(Records for the task):
----
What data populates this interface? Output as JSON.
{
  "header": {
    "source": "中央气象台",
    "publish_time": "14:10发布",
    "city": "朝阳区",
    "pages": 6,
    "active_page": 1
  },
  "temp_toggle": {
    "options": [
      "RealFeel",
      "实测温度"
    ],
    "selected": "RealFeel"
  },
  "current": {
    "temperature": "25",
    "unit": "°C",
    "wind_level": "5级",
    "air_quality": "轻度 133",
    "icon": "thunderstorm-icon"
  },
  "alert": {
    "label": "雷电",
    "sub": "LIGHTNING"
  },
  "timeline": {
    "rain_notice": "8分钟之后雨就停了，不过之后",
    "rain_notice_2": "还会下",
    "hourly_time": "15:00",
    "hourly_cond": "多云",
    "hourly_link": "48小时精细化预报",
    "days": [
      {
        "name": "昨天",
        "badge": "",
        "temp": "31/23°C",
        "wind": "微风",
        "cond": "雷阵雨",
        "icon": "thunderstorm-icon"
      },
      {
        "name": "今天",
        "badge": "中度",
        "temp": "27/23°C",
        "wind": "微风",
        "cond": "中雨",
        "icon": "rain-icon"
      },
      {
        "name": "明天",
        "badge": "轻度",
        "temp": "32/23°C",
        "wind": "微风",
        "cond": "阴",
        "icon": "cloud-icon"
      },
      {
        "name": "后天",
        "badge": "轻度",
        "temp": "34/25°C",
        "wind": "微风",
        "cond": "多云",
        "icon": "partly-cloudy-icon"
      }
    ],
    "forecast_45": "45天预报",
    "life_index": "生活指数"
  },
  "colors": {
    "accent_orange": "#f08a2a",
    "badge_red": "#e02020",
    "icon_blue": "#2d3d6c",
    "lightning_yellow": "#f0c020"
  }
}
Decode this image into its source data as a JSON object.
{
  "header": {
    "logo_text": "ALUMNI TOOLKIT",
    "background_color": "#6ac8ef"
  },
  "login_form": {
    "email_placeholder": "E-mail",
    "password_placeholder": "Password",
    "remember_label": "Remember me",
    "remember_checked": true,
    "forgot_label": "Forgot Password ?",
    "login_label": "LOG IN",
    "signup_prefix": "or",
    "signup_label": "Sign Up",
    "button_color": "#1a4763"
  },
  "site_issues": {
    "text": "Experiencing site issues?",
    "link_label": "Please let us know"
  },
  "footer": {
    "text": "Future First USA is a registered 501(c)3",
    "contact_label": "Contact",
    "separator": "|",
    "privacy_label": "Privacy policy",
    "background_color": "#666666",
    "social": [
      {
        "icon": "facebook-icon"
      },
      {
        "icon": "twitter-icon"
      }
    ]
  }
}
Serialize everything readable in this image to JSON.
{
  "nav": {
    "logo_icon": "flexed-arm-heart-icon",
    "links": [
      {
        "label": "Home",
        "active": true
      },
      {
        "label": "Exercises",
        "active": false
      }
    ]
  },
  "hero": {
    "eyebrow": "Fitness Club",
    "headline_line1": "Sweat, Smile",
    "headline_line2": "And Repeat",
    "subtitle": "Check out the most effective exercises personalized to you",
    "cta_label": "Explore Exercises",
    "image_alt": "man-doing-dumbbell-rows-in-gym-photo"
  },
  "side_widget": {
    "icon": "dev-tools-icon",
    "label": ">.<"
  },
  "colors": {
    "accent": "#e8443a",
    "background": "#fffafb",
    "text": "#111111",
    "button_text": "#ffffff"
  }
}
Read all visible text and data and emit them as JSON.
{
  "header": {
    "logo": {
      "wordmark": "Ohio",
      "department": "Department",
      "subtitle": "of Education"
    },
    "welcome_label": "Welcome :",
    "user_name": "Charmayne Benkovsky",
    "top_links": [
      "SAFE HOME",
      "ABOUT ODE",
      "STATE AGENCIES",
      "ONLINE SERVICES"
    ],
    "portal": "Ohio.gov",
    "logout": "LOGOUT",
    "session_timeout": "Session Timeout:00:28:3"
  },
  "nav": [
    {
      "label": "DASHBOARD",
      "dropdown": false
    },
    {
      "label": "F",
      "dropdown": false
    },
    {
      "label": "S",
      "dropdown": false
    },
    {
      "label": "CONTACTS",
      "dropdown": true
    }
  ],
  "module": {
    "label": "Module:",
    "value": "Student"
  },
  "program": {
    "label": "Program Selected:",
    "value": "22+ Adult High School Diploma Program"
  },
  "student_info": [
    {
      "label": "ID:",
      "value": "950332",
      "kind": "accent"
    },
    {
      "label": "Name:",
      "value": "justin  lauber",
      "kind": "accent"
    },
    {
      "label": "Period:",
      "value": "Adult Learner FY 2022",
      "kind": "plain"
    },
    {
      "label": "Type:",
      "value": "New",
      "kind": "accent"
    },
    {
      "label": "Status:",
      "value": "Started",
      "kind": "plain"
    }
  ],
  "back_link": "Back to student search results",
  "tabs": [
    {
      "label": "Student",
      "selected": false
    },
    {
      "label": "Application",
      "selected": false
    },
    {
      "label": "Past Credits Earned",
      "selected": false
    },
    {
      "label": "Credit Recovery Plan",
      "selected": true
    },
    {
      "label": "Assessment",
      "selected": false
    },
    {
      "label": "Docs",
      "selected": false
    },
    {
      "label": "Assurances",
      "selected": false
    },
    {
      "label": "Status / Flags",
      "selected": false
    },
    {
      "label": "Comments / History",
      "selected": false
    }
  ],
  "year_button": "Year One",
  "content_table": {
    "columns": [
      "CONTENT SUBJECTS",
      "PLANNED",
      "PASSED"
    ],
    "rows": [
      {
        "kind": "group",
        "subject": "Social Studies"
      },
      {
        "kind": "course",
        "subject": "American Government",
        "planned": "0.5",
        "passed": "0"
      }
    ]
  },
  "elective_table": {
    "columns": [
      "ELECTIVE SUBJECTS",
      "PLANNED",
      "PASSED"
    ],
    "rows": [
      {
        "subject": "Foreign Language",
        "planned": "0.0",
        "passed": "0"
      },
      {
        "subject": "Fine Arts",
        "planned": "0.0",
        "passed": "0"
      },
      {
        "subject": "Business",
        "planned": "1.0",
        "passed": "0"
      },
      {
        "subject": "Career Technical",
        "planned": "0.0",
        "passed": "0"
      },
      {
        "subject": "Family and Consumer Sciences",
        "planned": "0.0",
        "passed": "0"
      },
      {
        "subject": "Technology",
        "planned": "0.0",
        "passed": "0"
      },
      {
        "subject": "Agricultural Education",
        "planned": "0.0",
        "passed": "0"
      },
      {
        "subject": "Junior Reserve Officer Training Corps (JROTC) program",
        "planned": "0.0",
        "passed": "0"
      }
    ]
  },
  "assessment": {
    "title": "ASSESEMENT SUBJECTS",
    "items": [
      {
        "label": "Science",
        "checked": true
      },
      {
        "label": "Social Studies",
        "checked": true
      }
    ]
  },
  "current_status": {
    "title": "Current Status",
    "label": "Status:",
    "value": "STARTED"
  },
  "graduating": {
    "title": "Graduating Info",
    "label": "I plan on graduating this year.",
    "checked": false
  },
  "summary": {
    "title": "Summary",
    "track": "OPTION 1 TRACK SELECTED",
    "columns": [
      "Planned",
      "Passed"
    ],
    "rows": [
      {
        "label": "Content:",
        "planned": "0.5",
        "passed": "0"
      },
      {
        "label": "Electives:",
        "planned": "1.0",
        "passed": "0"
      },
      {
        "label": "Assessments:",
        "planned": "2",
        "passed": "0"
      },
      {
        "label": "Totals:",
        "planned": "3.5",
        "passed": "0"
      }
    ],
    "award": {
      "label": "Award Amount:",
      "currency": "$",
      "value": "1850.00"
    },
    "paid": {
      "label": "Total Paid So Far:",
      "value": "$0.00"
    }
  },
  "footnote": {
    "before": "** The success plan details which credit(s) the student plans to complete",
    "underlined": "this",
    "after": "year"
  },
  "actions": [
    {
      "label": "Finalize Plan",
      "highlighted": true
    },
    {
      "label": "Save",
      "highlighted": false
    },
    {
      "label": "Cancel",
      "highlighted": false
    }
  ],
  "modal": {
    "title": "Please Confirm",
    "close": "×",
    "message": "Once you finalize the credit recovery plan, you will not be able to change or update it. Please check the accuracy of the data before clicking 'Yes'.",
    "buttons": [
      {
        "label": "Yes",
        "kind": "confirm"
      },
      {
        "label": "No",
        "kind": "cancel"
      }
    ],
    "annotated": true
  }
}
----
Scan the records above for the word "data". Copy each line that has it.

What data populates this interface? Output as JSON.
Decode this image into its source data as a JSON object.
Read all visible text and data and emit them as JSON.
    "message": "Once you finalize the credit recovery plan, you will not be able to change or update it. Please check the accuracy of the data before clicking 'Yes'.",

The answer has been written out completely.